“It didn’t help that you had expats in Hong Kong costing so much more than other places in the world,” he said. “Companies thought about how they could localize more.”
The 30 percent stamp duty paid by foreign buyers is double the 15 percent paid by local buyers, Mr. Smith said. Legal fees are normally less than 0.1 percent, Mr. Koh said.
The buyer and seller each pay about 1 percent of the sale price in commissions.
Mortgages require 40 to 50 percent down on a first property, and are “a little harder” for foreigners to get, Mr. Fisher said. Interest rates run 2.1 to 3.5 percent. For a first purchase of more than 10 million Hong Kong dollars ($1.3 million), 60 percent down is required.
Some banks offer supplemental mortgages up to 80 percent, and developers can offer private financing up to 80 percent, “which improves the affordability,” Mr. Fisher said.
Hong Kong tourism: discoverhongkong.com
Rating and Valuation Department: rvd.gov.hk
Hong Kong Estate Agents Authority: eaa.org.hk
Languages and Currency
Chinese, English; Hong Kong dollar (1 Hong Kong dollar = $0.13)
Taxes and Fees
“There is no property tax in Hong Kong,” Ms. Chan said, noting that “all residential land is leasehold,” meaning it is owned by the Chinese government under 50-year land leases.
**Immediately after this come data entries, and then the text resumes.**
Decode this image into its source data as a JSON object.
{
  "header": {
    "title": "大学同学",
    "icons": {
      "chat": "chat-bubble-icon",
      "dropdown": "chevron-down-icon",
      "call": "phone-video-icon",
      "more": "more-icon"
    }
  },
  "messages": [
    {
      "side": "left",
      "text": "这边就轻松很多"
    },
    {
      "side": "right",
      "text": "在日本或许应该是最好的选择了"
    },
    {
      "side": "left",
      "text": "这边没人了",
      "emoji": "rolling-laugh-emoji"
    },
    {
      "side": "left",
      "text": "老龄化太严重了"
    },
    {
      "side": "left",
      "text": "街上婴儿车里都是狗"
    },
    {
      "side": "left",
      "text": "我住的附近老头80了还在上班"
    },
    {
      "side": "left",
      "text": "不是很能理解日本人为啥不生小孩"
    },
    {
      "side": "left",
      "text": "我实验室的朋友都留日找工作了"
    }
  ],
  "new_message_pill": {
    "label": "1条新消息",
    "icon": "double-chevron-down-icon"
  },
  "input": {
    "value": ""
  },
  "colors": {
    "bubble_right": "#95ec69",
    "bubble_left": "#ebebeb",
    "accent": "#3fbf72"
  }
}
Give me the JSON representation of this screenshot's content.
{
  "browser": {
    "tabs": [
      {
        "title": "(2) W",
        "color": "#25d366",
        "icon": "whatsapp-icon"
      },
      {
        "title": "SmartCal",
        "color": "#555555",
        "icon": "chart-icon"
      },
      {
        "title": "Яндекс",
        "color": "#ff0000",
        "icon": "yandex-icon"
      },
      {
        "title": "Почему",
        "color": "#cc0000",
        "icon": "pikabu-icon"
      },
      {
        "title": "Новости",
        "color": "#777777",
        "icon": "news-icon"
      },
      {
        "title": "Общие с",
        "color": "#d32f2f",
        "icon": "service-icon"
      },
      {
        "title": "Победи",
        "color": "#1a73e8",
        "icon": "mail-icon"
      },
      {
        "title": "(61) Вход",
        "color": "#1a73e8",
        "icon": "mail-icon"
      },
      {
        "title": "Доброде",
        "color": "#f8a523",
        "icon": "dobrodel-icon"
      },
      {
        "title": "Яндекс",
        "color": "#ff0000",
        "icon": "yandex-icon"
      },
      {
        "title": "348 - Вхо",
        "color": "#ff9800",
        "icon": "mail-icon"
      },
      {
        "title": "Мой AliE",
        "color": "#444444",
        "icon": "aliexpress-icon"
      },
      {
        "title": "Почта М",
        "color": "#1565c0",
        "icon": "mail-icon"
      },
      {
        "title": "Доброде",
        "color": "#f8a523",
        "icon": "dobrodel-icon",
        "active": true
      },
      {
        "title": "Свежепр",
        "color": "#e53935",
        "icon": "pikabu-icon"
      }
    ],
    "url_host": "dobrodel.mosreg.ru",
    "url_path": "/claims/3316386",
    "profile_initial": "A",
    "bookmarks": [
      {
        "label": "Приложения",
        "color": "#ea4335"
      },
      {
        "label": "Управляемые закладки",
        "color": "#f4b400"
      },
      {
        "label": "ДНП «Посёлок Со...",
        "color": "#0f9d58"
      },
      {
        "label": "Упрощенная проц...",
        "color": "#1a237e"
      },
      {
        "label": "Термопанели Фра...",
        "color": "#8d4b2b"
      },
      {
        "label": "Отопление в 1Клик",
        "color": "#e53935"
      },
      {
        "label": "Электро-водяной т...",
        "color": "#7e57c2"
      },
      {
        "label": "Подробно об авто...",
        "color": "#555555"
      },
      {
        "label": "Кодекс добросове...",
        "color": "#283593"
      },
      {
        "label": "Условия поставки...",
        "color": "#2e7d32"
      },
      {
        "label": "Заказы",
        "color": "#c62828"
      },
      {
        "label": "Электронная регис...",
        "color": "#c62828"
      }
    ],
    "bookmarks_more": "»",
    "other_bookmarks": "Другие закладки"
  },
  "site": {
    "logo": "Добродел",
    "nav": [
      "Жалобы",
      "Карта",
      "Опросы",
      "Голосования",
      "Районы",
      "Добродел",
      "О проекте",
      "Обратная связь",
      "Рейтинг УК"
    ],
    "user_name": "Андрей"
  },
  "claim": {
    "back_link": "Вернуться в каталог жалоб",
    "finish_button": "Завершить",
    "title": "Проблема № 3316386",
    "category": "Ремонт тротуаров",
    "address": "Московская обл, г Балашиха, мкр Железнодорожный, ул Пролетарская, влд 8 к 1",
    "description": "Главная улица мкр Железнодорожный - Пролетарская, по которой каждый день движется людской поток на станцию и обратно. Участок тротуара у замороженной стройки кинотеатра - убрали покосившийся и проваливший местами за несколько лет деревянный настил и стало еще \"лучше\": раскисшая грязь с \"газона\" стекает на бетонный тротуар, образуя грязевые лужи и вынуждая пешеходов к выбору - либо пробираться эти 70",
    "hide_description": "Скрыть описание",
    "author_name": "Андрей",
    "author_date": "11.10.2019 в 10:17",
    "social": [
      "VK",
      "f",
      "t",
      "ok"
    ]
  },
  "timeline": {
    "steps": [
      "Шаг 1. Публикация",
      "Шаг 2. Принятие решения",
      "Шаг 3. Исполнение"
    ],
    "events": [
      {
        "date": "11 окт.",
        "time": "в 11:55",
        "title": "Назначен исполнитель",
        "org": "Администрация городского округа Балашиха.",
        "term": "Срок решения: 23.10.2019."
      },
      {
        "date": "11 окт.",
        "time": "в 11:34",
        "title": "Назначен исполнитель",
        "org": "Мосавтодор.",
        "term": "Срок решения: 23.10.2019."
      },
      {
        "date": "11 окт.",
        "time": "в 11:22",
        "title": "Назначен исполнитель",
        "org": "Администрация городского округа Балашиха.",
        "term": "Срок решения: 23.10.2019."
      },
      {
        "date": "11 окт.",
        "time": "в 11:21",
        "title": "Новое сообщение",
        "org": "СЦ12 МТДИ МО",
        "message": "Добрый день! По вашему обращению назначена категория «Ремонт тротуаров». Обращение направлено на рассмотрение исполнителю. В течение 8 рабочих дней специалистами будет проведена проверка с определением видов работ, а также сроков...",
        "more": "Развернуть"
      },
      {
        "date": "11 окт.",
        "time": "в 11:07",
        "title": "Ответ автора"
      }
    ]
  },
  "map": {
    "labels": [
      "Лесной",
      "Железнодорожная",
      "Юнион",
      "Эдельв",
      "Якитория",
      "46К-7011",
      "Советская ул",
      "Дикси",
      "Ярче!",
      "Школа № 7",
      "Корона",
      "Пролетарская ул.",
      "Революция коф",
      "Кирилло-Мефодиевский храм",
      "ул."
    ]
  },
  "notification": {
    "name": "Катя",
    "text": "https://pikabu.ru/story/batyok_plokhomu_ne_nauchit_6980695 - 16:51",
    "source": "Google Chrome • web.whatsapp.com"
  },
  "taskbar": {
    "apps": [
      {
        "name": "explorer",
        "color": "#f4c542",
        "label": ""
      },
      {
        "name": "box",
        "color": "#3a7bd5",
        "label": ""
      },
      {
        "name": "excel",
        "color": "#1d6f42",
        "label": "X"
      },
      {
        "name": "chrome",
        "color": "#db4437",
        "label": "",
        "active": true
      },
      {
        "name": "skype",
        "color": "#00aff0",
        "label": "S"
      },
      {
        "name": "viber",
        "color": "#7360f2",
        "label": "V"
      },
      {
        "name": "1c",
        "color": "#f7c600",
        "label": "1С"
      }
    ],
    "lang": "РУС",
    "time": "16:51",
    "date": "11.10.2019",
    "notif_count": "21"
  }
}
For this apartment, the quarterly government rent is 5,917 Hong Kong dollars ($750). The monthly maintenance fee is 1,800 Hong Kong dollars ($230).
Charis Chan, List Sotheby’s International Realty, 011-852-3793-3688; sothebysrealty.com
Published at Wed, 17 Apr 2019 13:31:18 +0000